If Scripture speaks to all of life, then our music may too. But, it must be from a distinctive biblical worldview. When a Christian writes a love song, it should be different than say what Elton John would be singing about. Song of Solomon and Esther are two great illustrations here: both books never mention the name of the Lord; but one speaks undeniably of His love expressed in the physical union between a husband and a wife; and the other speaks of God's sovereign moving within the political realm of a nation.
Music, by divine design, is a powerful medium. No one ever buys a commentary, book, or magazine and commits the entire thing to memory, do they? But with a song, if it is well crafted, within a few listens it will be in your heart and mind permanently. You don't even have to try and memorize it—it will take lodge in you. That is why, as believers in the Lord, we must be careful what kind of music content we listen to and then guard our hearts and minds in the Lord from a steady diet of messages, themes, ideologies or influences that do not come from a biblical worldview and could even lead us away from our devotion to the Lord. Strangely, I am more concerned on this point about Christian music than I am with secular. A song that represents a wrong view about the character of God, His gospel, the nature of Christ, or distorts His Word is much more dangerous than just a song about the human condition and the depravity of man. In other words, TBN has done more harm to the cause of Christ than Jerry Springer.
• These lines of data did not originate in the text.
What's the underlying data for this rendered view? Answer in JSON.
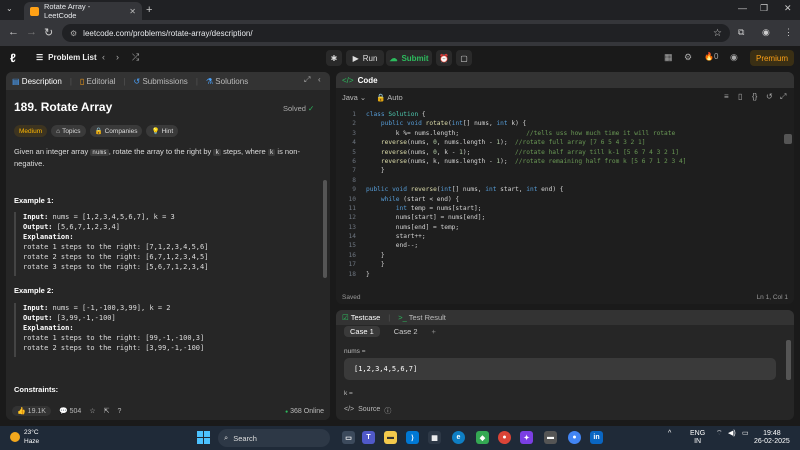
{
  "browser": {
    "tab_title": "Rotate Array - LeetCode",
    "url": "leetcode.com/problems/rotate-array/description/"
  },
  "lc_bar": {
    "problem_list": "Problem List",
    "run": "Run",
    "submit": "Submit",
    "streak": "0",
    "premium": "Premium"
  },
  "left": {
    "tabs": [
      "Description",
      "Editorial",
      "Submissions",
      "Solutions"
    ],
    "title": "189. Rotate Array",
    "solved": "Solved",
    "chips": [
      "Medium",
      "Topics",
      "Companies",
      "Hint"
    ],
    "desc_part1": "Given an integer array ",
    "desc_code1": "nums",
    "desc_part2": ", rotate the array to the right by ",
    "desc_code2": "k",
    "desc_part3": " steps, where ",
    "desc_code3": "k",
    "desc_part4": " is non-negative.",
    "example1": {
      "heading": "Example 1:",
      "input_label": "Input:",
      "input_value": "nums = [1,2,3,4,5,6,7], k = 3",
      "output_label": "Output:",
      "output_value": "[5,6,7,1,2,3,4]",
      "explanation_label": "Explanation:",
      "lines": [
        "rotate 1 steps to the right: [7,1,2,3,4,5,6]",
        "rotate 2 steps to the right: [6,7,1,2,3,4,5]",
        "rotate 3 steps to the right: [5,6,7,1,2,3,4]"
      ]
    },
    "example2": {
      "heading": "Example 2:",
      "input_label": "Input:",
      "input_value": "nums = [-1,-100,3,99], k = 2",
      "output_label": "Output:",
      "output_value": "[3,99,-1,-100]",
      "explanation_label": "Explanation:",
      "lines": [
        "rotate 1 steps to the right: [99,-1,-100,3]",
        "rotate 2 steps to the right: [3,99,-1,-100]"
      ]
    },
    "constraints": "Constraints:",
    "likes": "19.1K",
    "comments": "504",
    "online": "368 Online"
  },
  "code": {
    "header": "Code",
    "language": "Java",
    "auto": "Auto",
    "saved": "Saved",
    "cursor": "Ln 1, Col 1"
  },
  "testcase": {
    "tab1": "Testcase",
    "tab2": "Test Result",
    "case1": "Case 1",
    "case2": "Case 2",
    "nums_label": "nums =",
    "nums_value": "[1,2,3,4,5,6,7]",
    "k_label": "k =",
    "source": "Source"
  },
  "taskbar": {
    "temp": "23°C",
    "weather": "Haze",
    "search": "Search",
    "lang": "ENG",
    "region": "IN",
    "time": "19:48",
    "date": "26-02-2025"
  }
}
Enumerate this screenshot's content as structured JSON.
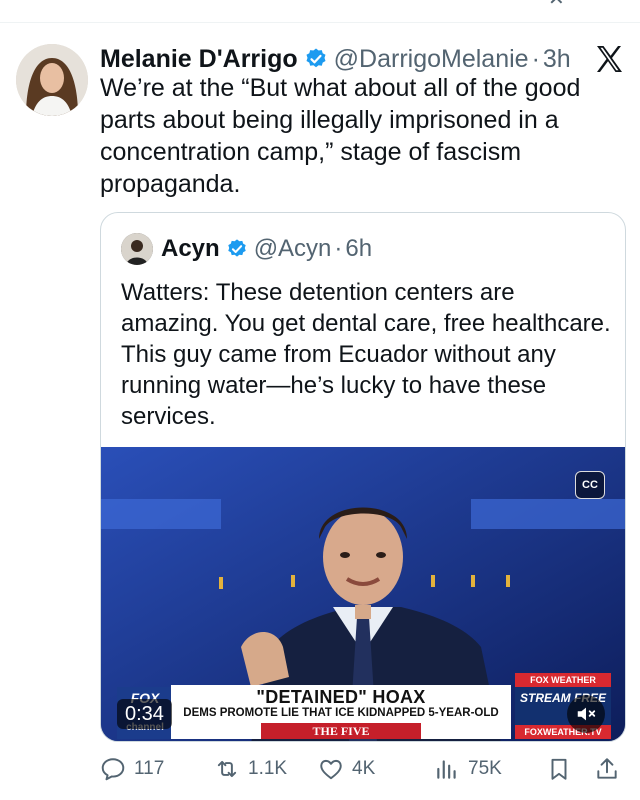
{
  "tweet": {
    "display_name": "Melanie D'Arrigo",
    "handle": "@DarrigoMelanie",
    "separator": "·",
    "time": "3h",
    "text": "We’re at the “But what about all of the good parts about being illegally imprisoned in a concentration camp,” stage of fascism propaganda."
  },
  "quote": {
    "display_name": "Acyn",
    "handle": "@Acyn",
    "separator": "·",
    "time": "6h",
    "text": "Watters: These detention centers are amazing. You get dental care, free healthcare. This guy came from Ecuador without any running water—he’s lucky to have these services.",
    "video": {
      "duration": "0:34",
      "cc_label": "CC",
      "headline": "\"DETAINED\" HOAX",
      "subheadline": "DEMS PROMOTE LIE THAT ICE KIDNAPPED 5-YEAR-OLD",
      "show_name": "THE FIVE",
      "network_logo": "FOX",
      "network_sub": "channel",
      "weather_top": "FOX WEATHER",
      "weather_mid": "STREAM FREE",
      "weather_bottom": "FOXWEATHER.TV"
    }
  },
  "actions": {
    "replies": "117",
    "reposts": "1.1K",
    "likes": "4K",
    "views": "75K"
  },
  "icons": [
    "verified-badge-icon",
    "x-logo-icon",
    "reply-icon",
    "repost-icon",
    "like-icon",
    "views-icon",
    "bookmark-icon",
    "share-icon",
    "closed-captions-icon",
    "mute-icon"
  ],
  "colors": {
    "verified": "#1d9bf0",
    "secondary_text": "#536471",
    "border": "#cfd9de"
  }
}
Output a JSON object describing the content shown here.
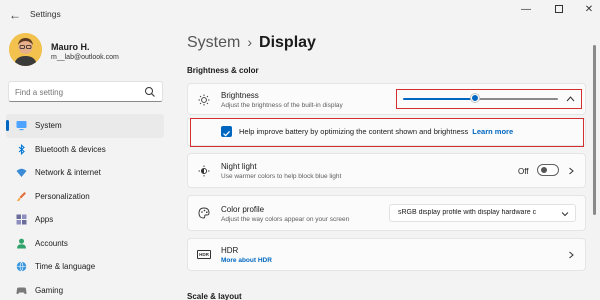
{
  "window": {
    "title": "Settings",
    "back_glyph": "←",
    "min_glyph": "—",
    "close_glyph": "✕"
  },
  "user": {
    "name": "Mauro H.",
    "email": "m__lab@outlook.com"
  },
  "search": {
    "placeholder": "Find a setting",
    "icon": "search-icon"
  },
  "sidebar": {
    "items": [
      {
        "label": "System",
        "icon": "monitor-icon",
        "active": true
      },
      {
        "label": "Bluetooth & devices",
        "icon": "bluetooth-icon"
      },
      {
        "label": "Network & internet",
        "icon": "wifi-icon"
      },
      {
        "label": "Personalization",
        "icon": "brush-icon"
      },
      {
        "label": "Apps",
        "icon": "apps-icon"
      },
      {
        "label": "Accounts",
        "icon": "person-icon"
      },
      {
        "label": "Time & language",
        "icon": "globe-icon"
      },
      {
        "label": "Gaming",
        "icon": "controller-icon"
      }
    ]
  },
  "breadcrumb": {
    "parent": "System",
    "separator": "›",
    "current": "Display"
  },
  "sections": {
    "brightness_color": "Brightness & color",
    "scale_layout": "Scale & layout"
  },
  "brightness": {
    "title": "Brightness",
    "subtitle": "Adjust the brightness of the built-in display",
    "value_fraction": 0.47
  },
  "battery_option": {
    "label": "Help improve battery by optimizing the content shown and brightness",
    "link": "Learn more",
    "checked": true
  },
  "night_light": {
    "title": "Night light",
    "subtitle": "Use warmer colors to help block blue light",
    "state_label": "Off"
  },
  "color_profile": {
    "title": "Color profile",
    "subtitle": "Adjust the way colors appear on your screen",
    "selected": "sRGB display profile with display hardware c"
  },
  "hdr": {
    "title": "HDR",
    "link": "More about HDR",
    "badge": "HDR"
  },
  "colors": {
    "accent": "#0067c0",
    "highlight_border": "#d32f2f"
  }
}
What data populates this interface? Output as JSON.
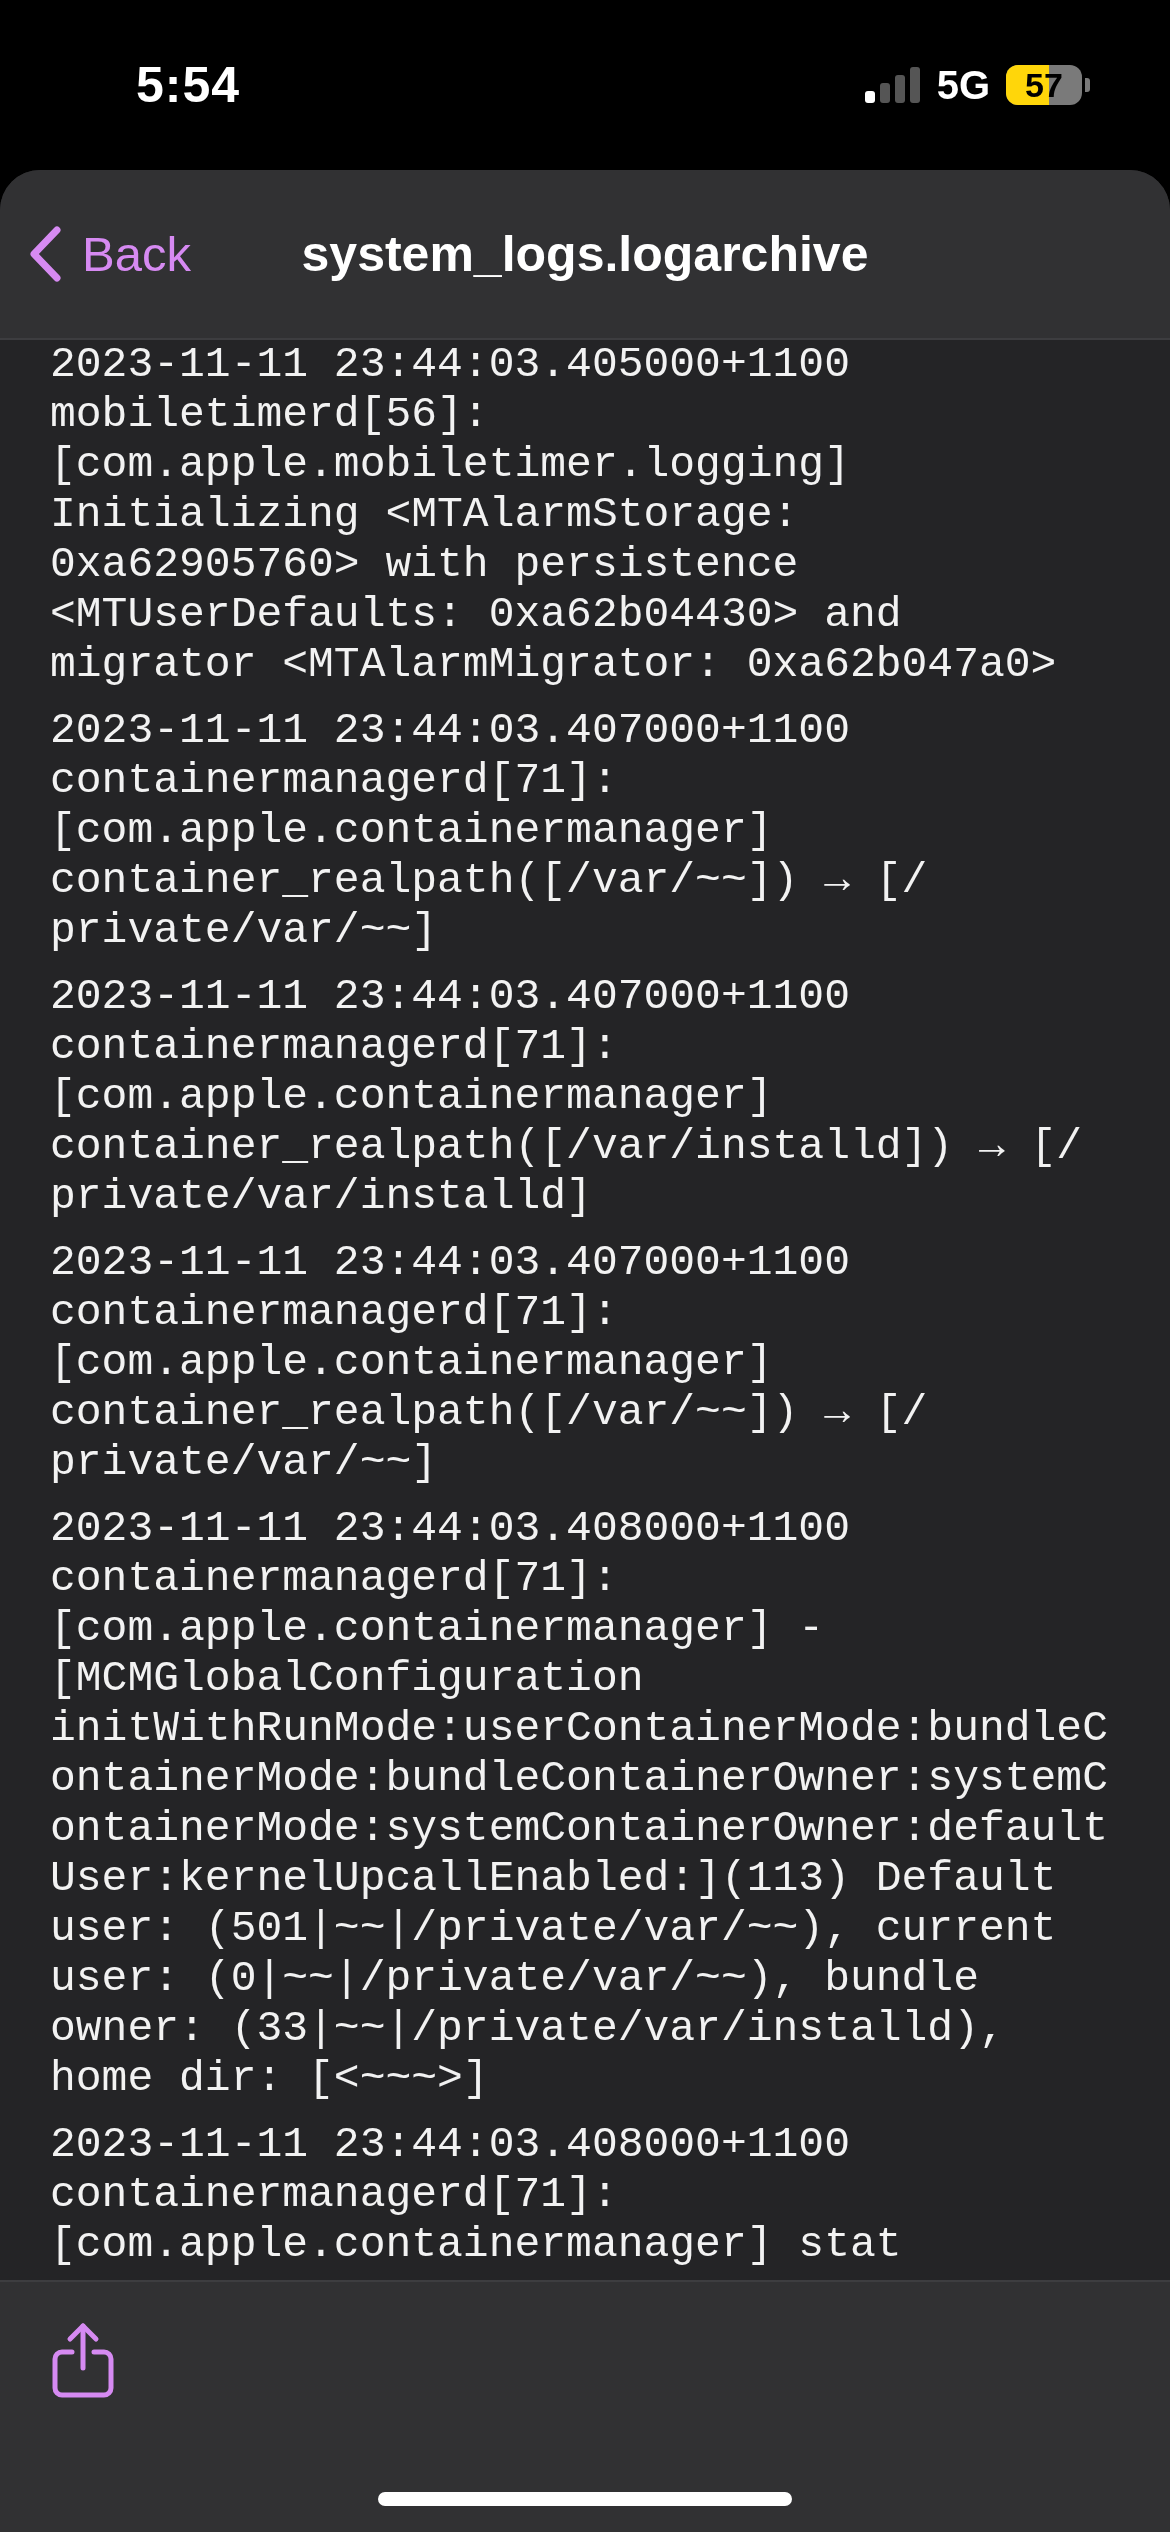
{
  "status_bar": {
    "time": "5:54",
    "network": "5G",
    "battery": "57"
  },
  "nav": {
    "back": "Back",
    "title": "system_logs.logarchive"
  },
  "entries": [
    {
      "lines": [
        "2023-11-11 23:44:03.405000+1100",
        "mobiletimerd[56]:",
        "[com.apple.mobiletimer.logging]",
        "Initializing <MTAlarmStorage:",
        "0xa62905760> with persistence",
        "<MTUserDefaults: 0xa62b04430> and",
        "migrator <MTAlarmMigrator: 0xa62b047a0>"
      ]
    },
    {
      "lines": [
        "2023-11-11 23:44:03.407000+1100",
        "containermanagerd[71]:",
        "[com.apple.containermanager]",
        "container_realpath([/var/~~]) → [/",
        "private/var/~~]"
      ]
    },
    {
      "lines": [
        "2023-11-11 23:44:03.407000+1100",
        "containermanagerd[71]:",
        "[com.apple.containermanager]",
        "container_realpath([/var/installd]) → [/",
        "private/var/installd]"
      ]
    },
    {
      "lines": [
        "2023-11-11 23:44:03.407000+1100",
        "containermanagerd[71]:",
        "[com.apple.containermanager]",
        "container_realpath([/var/~~]) → [/",
        "private/var/~~]"
      ]
    },
    {
      "lines": [
        "2023-11-11 23:44:03.408000+1100",
        "containermanagerd[71]:",
        "[com.apple.containermanager] -",
        "[MCMGlobalConfiguration",
        "initWithRunMode:userContainerMode:bundleC",
        "ontainerMode:bundleContainerOwner:systemC",
        "ontainerMode:systemContainerOwner:default",
        "User:kernelUpcallEnabled:](113) Default",
        "user: (501|~~|/private/var/~~), current",
        "user: (0|~~|/private/var/~~), bundle",
        "owner: (33|~~|/private/var/installd),",
        "home dir: [<~~~>]"
      ]
    },
    {
      "lines": [
        "2023-11-11 23:44:03.408000+1100",
        "containermanagerd[71]:",
        "[com.apple.containermanager] stat"
      ]
    }
  ]
}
It is no "accident" that the greatest passage in the Bible on the authority and veracity of Scritpure is Psalm 19:7-11, is a song. The longest chapter in the Bible that speaks of the Word of God, Psalm 119, is a song. The greatest volume of biblical truth on the character of God is the Psalms. We will even enjoy music in eternity as we sing with all the redeemed from the four corners of the world, "Worthy is the Lamb who was slain before the foundation of the world." And we will also hear the Lord sing praise to the Father in the midst of the redeemed congregation, according to Hebrews 2:12. Can you hardly wait?
So to all of my CCM associates out there, use your talents for the Lord. Don't be ashamed to sing a new song for Him rather than an old song of the world trying to get a crossover hit so that you can gain a wider market base and sell a few more CD's. Listen, the world makes better music without the Lord than any CCM does--and they won't confuse you spiritually as well. But CCM artists have the privilege of doing something that secular music cannot do, sing about the Lord Jesus Christ, His gospel, His Word and make music that will erupt in praise, worship, adoration and glory to our God.
James is right, "our life is a vapor" – it comes and goes so quickly, even if we live our three score and ten and then some. In the end, may we live our vaporous lives for the Lord each day with Him in mind; doing all for His glory. If we should eat and drink to the glory of God, how much more should our music, the new song of the redeemed, be to glorify and honor Him? (And I sing for an audience of ONE.)